of all enrolled children have health insurance


vulnerable senior citizens, veterans, and medically fragile adults found yearround day care


Care Partnership (EHS-CCP) program which partners with local childcare providers. (Top, left) Kingsley House CEO Keith Liederman. (Bottom, left) Kingsley House boasts the largest adult day care center in the state. (Above) The organization currently provides early childhood services to 150 infants/toddlers and their families through the Early Head Start — Child Care Partnership program.

On the other end of the spectrum, older adults are welcomed at the state’s largest Adult Day Care and at the organization’s senior center. Participants can take advantage of nursing services, health monitoring, social services, case management and personalized nutritional consultations in a setting that is supportive and inviting.

Adult Day Care

Community and Supportive Services Program Kingsley House’s Community and

Supportive Services Program (CSSP) offers comprehensive community-based services in New Orleans. CSSP works with individuals and families of the newly-developed Columbia Parc at the Bayou District and Heritage Senior Residences (formerly the St. Bernard Public Housing Development) to offer classes in topics including employment assistance, budgeting, GED preparation and housing assistance.

P r o g r a m m i n g t h at C h a n g e s Li v e s

“Kingsley’s Adult Day Care staff treated my dad like their own family,” said Marques Celestine, Jr. “The staff even let him help them and assigned him certain tasks to make him feel useful and engaged as a team member. For a man who worked and felt needed his entire life, this was a crucial component to his success at Kingsley. Kingsley gave my dad a reason to get up every morning.” Some Ways Businesses Can Help

• Rent Kingsley House for meetings or parties — All proceeds from rentals go toward supporting the organization’s mission and a portion of the rental fee is even tax deductible. • Volunteer to do landscaping or minor renovation projects • Share and teach skills and knowledge • Support the Career Pathways program or create an Adult Day Care sponsorship • Offer a matching gift program by matching their employee’s charitable contributions. n

of Adult Day Care participants avoided unnecessary transition into a nursing home and were able to remain in their own homes or with family


of participants engaged in peer activities to reduce isolation and build social and emotional capital


single femaleheaded families received emergency financial assistance and ongoing support, preventing homelessness and future crises
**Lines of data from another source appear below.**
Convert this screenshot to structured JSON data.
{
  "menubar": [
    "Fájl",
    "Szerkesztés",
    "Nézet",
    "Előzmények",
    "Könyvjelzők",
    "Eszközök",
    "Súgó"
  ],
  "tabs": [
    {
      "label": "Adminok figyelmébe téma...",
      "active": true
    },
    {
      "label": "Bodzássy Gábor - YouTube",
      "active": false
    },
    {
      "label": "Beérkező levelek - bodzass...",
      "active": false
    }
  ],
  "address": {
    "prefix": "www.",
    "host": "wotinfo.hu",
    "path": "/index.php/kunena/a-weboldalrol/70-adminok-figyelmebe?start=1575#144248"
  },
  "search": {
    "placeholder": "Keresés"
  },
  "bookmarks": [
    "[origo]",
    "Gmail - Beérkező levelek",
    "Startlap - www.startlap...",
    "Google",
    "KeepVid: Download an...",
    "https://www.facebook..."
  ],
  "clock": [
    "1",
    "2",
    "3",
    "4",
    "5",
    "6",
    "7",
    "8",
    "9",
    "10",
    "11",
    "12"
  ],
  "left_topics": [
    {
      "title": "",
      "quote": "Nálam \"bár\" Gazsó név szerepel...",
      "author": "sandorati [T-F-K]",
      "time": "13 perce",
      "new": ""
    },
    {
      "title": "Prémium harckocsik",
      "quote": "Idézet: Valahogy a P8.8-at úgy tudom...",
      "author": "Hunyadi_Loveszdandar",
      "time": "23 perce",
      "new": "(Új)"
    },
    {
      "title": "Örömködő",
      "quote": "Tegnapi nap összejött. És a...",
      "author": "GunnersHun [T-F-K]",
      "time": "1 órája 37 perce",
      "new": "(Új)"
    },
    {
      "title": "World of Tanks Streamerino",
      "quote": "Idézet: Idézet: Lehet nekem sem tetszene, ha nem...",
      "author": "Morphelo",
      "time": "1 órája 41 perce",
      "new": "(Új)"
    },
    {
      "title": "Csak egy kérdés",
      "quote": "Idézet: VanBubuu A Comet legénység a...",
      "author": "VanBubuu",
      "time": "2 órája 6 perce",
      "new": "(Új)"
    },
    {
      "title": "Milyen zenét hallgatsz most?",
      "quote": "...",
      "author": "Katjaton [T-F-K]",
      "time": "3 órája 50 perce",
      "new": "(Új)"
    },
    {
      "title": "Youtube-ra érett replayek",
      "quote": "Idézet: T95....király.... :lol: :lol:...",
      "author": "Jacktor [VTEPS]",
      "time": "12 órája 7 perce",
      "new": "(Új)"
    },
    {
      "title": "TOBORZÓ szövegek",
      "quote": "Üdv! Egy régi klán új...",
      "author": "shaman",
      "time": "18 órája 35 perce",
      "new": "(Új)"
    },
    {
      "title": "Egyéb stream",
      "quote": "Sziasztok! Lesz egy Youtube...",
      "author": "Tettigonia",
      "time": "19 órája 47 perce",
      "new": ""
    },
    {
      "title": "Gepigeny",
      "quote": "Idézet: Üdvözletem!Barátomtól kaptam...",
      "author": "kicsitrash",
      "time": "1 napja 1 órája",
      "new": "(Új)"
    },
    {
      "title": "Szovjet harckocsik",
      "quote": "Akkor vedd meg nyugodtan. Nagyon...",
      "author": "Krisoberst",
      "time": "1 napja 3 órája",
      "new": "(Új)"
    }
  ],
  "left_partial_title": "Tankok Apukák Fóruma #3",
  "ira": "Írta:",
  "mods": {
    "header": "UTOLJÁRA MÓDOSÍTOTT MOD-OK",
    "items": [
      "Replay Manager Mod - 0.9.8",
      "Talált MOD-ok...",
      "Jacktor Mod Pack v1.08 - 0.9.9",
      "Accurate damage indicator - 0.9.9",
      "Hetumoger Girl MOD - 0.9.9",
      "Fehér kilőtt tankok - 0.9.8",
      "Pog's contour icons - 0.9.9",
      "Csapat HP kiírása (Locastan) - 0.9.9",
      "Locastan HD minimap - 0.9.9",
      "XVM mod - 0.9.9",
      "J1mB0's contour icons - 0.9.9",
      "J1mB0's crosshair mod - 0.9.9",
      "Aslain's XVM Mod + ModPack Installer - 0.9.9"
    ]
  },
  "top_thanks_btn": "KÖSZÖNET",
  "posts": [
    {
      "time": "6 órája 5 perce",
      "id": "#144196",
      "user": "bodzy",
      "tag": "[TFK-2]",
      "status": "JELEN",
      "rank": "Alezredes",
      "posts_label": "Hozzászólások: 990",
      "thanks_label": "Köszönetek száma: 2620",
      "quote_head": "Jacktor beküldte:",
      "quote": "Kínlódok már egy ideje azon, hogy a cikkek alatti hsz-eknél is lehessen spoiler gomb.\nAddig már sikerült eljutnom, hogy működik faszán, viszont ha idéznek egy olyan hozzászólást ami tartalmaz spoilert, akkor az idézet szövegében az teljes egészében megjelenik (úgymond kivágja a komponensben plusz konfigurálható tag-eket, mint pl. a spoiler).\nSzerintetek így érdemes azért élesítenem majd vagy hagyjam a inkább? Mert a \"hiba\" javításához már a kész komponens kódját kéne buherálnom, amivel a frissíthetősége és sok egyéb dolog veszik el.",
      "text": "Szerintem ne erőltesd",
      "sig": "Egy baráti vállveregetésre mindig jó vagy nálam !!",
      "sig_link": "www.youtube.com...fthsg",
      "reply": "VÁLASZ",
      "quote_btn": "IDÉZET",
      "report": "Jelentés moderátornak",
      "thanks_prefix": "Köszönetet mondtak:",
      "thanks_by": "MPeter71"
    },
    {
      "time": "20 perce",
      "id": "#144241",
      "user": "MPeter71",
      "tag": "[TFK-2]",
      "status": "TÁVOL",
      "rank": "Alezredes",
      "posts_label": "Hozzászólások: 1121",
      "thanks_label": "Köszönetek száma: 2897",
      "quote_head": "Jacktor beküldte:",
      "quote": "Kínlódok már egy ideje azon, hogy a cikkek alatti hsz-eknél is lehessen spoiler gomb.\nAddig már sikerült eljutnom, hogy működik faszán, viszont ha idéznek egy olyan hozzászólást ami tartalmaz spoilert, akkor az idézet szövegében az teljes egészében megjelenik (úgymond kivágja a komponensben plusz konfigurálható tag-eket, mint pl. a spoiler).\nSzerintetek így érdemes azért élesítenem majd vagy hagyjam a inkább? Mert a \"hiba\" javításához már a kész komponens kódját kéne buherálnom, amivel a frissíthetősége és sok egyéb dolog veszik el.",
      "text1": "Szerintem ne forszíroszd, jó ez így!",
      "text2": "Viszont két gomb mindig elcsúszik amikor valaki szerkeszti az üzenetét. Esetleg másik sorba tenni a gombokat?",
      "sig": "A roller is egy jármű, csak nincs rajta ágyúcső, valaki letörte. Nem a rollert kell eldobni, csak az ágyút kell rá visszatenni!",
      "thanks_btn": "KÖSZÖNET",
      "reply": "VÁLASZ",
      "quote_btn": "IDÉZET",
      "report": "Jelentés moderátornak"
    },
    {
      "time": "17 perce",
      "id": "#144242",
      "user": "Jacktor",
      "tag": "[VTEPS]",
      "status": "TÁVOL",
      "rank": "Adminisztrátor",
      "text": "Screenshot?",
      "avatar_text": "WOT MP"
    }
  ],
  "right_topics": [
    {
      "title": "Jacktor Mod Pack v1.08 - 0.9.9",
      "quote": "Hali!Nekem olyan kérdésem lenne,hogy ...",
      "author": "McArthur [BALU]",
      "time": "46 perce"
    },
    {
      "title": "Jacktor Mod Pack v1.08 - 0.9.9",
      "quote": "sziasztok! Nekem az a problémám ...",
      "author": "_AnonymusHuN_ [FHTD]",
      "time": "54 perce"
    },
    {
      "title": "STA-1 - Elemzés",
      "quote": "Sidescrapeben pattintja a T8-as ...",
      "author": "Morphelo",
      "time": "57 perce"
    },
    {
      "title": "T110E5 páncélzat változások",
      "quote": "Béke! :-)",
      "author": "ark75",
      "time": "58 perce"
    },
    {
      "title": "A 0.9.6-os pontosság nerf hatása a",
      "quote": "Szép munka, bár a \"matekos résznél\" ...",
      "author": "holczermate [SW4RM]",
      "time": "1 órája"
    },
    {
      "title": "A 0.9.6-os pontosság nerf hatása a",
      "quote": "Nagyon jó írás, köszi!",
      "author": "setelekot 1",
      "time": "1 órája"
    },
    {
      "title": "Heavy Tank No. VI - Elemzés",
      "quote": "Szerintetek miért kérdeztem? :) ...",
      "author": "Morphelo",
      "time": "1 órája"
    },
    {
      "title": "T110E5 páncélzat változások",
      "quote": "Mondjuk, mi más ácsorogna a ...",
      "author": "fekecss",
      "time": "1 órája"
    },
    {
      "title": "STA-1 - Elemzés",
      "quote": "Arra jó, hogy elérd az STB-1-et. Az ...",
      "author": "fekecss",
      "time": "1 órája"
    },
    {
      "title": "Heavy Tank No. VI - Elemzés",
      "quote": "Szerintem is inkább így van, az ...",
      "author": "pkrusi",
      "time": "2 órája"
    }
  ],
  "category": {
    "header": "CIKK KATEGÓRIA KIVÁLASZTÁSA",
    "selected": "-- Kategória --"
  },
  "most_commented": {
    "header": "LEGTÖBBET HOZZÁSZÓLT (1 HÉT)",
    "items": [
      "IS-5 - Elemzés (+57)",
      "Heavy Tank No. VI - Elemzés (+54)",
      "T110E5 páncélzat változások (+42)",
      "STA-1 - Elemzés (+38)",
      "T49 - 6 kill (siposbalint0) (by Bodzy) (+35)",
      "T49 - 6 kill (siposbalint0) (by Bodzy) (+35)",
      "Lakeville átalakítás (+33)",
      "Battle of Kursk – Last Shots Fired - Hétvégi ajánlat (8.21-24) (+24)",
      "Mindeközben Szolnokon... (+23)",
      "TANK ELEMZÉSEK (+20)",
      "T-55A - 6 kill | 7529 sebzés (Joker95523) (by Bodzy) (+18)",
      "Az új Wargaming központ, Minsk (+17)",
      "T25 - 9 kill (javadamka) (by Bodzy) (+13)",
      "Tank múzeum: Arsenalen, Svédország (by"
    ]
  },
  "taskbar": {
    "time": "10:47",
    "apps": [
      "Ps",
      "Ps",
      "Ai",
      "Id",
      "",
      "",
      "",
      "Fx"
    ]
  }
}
children and youth, provided with fullday summer camp including indoor/ outdoor sports, recreation and academic enrichment


PUBLISHER’S NOTICE: All real estate advertised herein is subject to the Federal Fair Housing Ace and the Louisiana Open Housing Act, which make it illegal to advertise any preference, limitation, or discrimination because of race, color, religion, sex, handicap, familial status, or national origin, or intention to make any such preference, limitation, or discrimination. We will not knowingly accept any advertising for real estate which is in violation of the law. For more information, call the Louisiana Attorney General’s Office at 1-800-273-5718.


Biz New Orleans

january 2020


From The Lens on the job

Protecting Valuable Instruments High Level Speech and Hearing’s dedicated Musician’s Clinic provides custom-made solutions to help artists safeguard their voice and hearing. photo by cheryl gerber


Biz New Orleans

january 2020

In addition to working with school kids and

adults of all ages through two locations in Harahan and New Orleans, High Level Speech and Hearing — founded by Dr. Lana Joseph-Ford in 2016 — has found another niche for its work. Seen here, Dr. Joseph-Ford creates an ear impression on R&B singer Denisia to fit her with custom in-ear monitors that will reduce background noise and stage volume. For more information, visit n